### How to complete this task
Search the records for the word "Revised" and pick out every line that has it.
========
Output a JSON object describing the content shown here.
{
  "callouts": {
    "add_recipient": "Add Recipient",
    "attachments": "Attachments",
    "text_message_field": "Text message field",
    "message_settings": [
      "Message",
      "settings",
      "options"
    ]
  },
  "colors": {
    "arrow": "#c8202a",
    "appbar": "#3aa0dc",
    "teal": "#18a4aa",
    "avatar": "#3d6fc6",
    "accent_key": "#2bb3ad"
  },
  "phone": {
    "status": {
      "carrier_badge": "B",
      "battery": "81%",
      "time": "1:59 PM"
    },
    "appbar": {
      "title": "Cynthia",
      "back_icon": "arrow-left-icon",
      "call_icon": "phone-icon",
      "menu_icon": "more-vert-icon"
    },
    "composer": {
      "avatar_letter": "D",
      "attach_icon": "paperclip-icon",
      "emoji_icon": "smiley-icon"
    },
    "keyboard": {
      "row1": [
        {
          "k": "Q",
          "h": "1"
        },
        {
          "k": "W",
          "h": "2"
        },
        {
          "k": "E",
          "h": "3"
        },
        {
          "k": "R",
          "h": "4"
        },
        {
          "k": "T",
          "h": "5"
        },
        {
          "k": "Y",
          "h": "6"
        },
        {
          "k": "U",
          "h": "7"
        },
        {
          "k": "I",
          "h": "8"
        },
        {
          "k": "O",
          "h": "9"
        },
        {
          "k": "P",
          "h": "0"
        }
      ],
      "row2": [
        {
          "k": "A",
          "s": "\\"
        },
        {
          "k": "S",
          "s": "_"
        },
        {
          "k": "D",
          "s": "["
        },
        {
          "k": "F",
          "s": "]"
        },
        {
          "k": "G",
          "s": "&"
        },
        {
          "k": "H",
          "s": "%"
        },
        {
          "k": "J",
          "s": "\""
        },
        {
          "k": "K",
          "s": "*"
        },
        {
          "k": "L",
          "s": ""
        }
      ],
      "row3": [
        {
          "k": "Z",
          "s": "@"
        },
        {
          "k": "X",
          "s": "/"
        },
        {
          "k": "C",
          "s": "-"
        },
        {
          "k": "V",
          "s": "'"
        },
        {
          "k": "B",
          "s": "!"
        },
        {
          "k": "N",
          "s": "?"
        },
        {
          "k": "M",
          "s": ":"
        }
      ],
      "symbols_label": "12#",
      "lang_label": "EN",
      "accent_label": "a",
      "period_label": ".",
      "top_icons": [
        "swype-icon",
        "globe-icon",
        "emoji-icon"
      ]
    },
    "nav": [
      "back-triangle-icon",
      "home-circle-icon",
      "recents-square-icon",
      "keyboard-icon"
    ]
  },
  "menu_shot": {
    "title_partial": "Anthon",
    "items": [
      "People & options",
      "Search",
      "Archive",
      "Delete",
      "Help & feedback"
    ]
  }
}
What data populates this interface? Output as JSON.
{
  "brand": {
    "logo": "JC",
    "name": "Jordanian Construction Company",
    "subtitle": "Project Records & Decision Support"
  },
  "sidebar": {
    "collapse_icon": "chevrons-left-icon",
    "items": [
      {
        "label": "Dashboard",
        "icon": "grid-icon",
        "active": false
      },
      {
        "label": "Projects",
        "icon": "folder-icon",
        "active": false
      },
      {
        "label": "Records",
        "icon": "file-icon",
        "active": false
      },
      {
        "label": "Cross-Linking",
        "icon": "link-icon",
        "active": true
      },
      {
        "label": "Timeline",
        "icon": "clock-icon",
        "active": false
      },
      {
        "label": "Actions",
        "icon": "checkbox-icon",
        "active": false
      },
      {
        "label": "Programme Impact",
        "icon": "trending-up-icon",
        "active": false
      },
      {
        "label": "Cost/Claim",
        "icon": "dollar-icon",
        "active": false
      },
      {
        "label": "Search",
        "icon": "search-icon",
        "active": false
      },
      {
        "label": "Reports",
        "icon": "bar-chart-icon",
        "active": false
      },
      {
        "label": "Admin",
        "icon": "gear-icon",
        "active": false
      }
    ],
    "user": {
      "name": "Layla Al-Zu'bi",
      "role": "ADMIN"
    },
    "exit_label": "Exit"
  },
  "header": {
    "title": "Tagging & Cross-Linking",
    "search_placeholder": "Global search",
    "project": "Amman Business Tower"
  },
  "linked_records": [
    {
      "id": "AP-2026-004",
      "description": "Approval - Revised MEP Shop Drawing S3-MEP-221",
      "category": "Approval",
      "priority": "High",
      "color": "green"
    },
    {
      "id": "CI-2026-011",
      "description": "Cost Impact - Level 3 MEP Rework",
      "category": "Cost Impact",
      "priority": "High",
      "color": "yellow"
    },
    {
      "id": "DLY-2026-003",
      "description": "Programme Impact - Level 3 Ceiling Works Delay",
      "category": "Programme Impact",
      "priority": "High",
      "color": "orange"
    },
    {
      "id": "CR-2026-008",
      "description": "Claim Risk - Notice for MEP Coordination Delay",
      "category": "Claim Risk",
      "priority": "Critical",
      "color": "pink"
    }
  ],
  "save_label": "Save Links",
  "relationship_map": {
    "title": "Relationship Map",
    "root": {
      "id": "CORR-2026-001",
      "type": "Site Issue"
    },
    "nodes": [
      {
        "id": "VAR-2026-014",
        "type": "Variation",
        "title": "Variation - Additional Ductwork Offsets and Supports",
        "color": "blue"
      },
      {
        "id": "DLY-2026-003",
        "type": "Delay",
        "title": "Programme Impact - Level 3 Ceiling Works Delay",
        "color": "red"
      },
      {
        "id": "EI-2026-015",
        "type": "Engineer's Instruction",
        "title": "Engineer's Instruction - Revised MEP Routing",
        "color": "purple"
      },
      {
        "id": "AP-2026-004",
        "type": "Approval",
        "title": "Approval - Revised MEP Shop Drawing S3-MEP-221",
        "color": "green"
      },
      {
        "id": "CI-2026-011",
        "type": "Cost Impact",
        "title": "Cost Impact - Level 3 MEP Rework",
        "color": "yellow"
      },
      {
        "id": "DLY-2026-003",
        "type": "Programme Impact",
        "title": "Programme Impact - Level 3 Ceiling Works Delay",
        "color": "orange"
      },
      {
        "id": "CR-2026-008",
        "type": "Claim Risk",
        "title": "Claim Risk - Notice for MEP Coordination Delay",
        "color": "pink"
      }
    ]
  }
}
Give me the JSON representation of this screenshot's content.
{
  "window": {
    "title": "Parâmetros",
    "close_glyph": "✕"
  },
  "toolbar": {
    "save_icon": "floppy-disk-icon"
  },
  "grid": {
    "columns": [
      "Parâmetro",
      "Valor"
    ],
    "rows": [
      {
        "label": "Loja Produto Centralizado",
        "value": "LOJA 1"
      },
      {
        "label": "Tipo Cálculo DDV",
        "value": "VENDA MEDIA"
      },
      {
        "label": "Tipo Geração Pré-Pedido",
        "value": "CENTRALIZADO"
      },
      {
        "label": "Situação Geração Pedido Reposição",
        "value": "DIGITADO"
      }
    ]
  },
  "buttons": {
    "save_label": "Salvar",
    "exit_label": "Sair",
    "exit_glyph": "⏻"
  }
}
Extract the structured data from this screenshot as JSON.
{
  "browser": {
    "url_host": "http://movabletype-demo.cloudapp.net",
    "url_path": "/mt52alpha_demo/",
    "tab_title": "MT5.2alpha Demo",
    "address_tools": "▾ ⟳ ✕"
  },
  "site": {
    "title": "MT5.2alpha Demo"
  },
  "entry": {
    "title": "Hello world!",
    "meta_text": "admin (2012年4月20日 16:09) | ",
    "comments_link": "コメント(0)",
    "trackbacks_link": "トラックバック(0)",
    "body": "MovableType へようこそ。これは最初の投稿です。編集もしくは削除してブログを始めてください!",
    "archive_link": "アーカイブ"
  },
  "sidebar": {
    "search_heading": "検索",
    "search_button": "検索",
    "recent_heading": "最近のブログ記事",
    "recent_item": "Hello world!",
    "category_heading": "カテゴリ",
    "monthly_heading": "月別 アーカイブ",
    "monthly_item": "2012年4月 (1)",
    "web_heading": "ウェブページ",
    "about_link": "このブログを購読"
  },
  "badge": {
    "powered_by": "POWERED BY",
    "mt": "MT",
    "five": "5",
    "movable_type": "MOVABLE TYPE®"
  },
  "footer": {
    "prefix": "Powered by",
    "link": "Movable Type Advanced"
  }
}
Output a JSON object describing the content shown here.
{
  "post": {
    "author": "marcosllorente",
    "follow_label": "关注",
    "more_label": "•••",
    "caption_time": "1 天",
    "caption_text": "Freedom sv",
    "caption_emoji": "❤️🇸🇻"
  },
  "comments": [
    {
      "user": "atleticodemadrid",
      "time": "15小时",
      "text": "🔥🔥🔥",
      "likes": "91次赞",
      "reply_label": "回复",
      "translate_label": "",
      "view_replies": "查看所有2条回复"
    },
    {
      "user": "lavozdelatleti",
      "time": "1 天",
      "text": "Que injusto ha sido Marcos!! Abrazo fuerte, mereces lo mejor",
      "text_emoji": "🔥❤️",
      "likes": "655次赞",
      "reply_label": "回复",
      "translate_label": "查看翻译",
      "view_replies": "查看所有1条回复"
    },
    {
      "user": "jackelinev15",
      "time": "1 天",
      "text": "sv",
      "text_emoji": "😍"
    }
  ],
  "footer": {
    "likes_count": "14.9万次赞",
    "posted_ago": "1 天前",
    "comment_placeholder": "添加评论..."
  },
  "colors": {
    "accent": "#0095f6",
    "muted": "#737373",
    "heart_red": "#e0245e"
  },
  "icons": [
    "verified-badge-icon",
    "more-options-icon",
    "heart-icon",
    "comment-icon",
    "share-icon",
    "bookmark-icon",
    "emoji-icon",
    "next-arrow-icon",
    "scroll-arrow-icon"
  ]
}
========
### Solution
      "description": "Approval - Revised MEP Shop Drawing S3-MEP-221",
        "title": "Engineer's Instruction - Revised MEP Routing",
        "title": "Approval - Revised MEP Shop Drawing S3-MEP-221",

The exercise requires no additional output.